There are no pilgrims this year because of the pandemic. Both the holy places and the local Christians need support.
Every year on Good Friday, a global collection is taken up in support of the Holy Land. This year the collection had to be delayed, but it is needed much more than usual.
“Here now, there are no pilgrims or any of the work linked to their reception, which allows many Christians to work with dignity and feed their families,” lamented Franciscan Father Francesco Patton, who is the current custos of the Holy Land, a role the Franciscans have had in caring for the land of Jesus’ birth and death for the last eight centuries.
The date for the collection has been moved to September 13.
Why September 13?
Because it is the Sunday closed to the September 14 feast of the Exaltation of the Cross, which, Father Patton said, “we celebrate here [in Jerusalem] with particular solemnity.”
The Cross still characterizes and accompanies the journey of the small Christian community that lives in the Holy Land and throughout the Middle East. A small community that carries the Cross in the midst of situations of conflict on the one hand and indifference on the other. It is a small community that this year suffers even more because of this pandemic that has hit the whole world … Yet despite this, our small Christian community continues to resist, continues to be evangelical salt, leaven, and light in a context that absolutely needs it.
Father Patton described the September 13 collection as a “small gesture of solidarity that the whole Church is called to make in order to support … the Christian communities that are in the Holy Land and feel the weight and also the glory of the Cross of Jesus on their shoulders.”
The Franciscan explained that the support from across the globe enables them not only to help local families who depend on pilgrims, but also to keep up the holy sites themselves — from the Holy Sepulcher to the Basilica of the Nativity and the lesser known sanctuaries.

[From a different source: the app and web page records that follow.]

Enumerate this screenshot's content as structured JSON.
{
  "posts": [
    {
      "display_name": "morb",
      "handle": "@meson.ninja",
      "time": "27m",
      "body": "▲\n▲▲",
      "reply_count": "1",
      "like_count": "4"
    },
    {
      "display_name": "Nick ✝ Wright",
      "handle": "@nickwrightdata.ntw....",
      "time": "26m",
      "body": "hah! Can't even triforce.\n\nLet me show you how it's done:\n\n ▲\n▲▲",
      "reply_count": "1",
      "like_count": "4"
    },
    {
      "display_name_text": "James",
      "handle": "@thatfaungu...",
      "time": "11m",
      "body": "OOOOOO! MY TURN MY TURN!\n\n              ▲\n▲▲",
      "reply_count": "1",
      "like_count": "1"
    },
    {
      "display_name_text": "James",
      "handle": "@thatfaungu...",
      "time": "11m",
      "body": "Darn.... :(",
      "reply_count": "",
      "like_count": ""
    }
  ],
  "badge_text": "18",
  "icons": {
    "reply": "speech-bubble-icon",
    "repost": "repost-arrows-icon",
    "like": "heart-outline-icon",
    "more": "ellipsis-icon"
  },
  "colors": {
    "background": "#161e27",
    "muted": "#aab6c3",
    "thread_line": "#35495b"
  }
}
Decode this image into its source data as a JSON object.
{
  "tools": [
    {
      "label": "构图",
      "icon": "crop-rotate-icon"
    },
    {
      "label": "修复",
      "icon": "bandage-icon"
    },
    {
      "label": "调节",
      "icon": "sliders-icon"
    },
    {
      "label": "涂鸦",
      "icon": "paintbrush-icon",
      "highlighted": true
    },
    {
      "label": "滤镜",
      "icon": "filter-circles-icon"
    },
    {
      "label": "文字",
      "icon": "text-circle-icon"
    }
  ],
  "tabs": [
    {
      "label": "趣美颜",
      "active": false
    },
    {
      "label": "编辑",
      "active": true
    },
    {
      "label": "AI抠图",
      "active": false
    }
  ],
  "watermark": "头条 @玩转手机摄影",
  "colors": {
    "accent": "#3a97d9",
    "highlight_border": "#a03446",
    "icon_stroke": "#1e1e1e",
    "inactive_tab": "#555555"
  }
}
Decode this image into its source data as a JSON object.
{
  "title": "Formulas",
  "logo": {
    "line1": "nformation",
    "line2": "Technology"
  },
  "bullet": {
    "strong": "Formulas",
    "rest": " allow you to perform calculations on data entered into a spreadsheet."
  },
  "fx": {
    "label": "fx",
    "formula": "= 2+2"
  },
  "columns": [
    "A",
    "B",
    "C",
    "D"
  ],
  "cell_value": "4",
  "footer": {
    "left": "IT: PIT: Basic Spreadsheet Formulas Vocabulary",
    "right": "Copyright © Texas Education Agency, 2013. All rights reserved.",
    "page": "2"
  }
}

As well, there are more than 10,000 students in schools sponsored by the Custody, which also helps Christian migrant workers as well as refugees and other populations affected by the Syrian war.